I really want to learn more about the challenges that we're all reading about with respect to Burma, Bangladesh, Sri Lanka, and elsewhere in that part of the world. That's also coming up soon, and then there are also some interesting occasions that we'll all be marking. Early this summer is the 70th anniversary of the Marshall Plan, and the Marshall Plan in many ways is really the birth of USAID. We point back to some years later obviously in the Kennedy Administration, but the notion of American leadership at helping other countries to rise and to recover, in the case of the Marshall Plan, of course from the devastation of World War II, that really is what led to USAID.

We plan on taking a very visible role in marking the Marshall Plan, so we have that coming up as well as the 50th anniversary of the Tidewater meeting, which was the big gathering of the Development Advisory Council I believe it's called, ourselves, and our counterparts largely from Europe. We'll be talking about progress that we've all made in the development sector, but also challenges that we see, and looking for ways to better align, better cooperate, and work together to produce good outcomes.

Barbara F.: The last question for this episode comes from one of our colleagues, and it's regarding the budget hearings.

Mark Green: Yes, those are coming up as well.

Barbara F.: [You’re] to testify later this month, and in the month of April. Patrick asks, what you specifically hope to accomplish, and hope to communicate as you testify before Congress at the upcoming budget hearings?

Mark Green: Well I actually do look forward to the budget hearings, that may seem like a strange thing to say. I look forward to meeting with both the authorizing and the appropriating committees that affect USAID in our work, both sides of the House. What I hope to do, is to provide a progress report on the work that we've been doing as an agency since I was last up on the Hill, because I feel very good about the great work that so many of our team members are doing around the world, and it's a chance to talk about that.

Also, some topics that we've covered in these podcasts, the Redesign, our efforts to pull together metrics and guiding our work, that's something that we look forward to talking to. Also, an important part of my role as being a truth teller, so while we are in a budget-constrained environment, and we openly admit that, I think it's very important that policymakers understand the challenges that we see.
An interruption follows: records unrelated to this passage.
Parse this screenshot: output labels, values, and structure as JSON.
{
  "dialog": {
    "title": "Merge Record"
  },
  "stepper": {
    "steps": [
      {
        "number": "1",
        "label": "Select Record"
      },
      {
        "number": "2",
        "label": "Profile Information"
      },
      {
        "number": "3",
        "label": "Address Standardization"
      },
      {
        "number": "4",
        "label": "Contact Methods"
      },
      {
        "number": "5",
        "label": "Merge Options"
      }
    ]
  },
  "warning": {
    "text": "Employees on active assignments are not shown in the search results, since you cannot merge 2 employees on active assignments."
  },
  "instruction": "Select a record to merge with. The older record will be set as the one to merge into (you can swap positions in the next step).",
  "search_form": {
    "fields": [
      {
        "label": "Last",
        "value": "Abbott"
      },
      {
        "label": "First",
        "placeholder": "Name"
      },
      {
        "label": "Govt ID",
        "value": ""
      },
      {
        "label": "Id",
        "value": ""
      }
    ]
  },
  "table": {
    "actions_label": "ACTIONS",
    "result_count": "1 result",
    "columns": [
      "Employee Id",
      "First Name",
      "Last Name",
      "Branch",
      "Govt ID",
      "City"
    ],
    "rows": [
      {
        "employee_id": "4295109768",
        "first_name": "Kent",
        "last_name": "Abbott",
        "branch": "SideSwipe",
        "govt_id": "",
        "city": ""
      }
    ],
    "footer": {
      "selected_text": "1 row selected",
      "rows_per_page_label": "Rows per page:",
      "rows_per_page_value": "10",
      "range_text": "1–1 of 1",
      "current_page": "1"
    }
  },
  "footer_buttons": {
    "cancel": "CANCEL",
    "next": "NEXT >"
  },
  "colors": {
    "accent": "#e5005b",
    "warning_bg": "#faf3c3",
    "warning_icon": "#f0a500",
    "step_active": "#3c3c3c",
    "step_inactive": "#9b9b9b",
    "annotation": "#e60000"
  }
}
We see unprecedented humanitarian needs around the world, and so it's important I think to go meet with Republicans and Democrats, listen to their questions, but also to make them aware of the difficult working environment that we face in so many places, the humanitarian needs we see in so many places, and what we believe that we need to effectively fulfill our mission, and to do the great work that they expect of us, and the great work that we want to do.

That's what I hope to do at the sessions, we've been doing some briefings in anticipation, and there is almost universal praise for the caliber of our team, and the work that they're doing. While it has its contentious moments, I really do look at reaching out to Congress as an opportunity to reinforce a very important partnership for us.

Barbara F.: Thank you, and we wish you the best of luck with the budget hearings.

Mark Green: Thank you, I may need it.

Barbara F.: It's important to all of us.

I want to thank you once again for your time and for your insights. If you as listeners would like to suggest a topic for a future podcast, or ask the Administrator a question, we encourage you to visit the MyUSAID Portal, and send us your feedback by adding #USAIDLeads to your post. For those outside of the Agency, please feel free to Tweet us @USAID, or @USAIDMarkGreen.

If you'd like to learn more about the work we do at USAID please visit our website USAID.gov and remember to subscribe to USAID Leads on your favorite podcast app. Leave a review or comment or tell a friend about our new podcast.

Last updated: June 17, 2019

Share This Page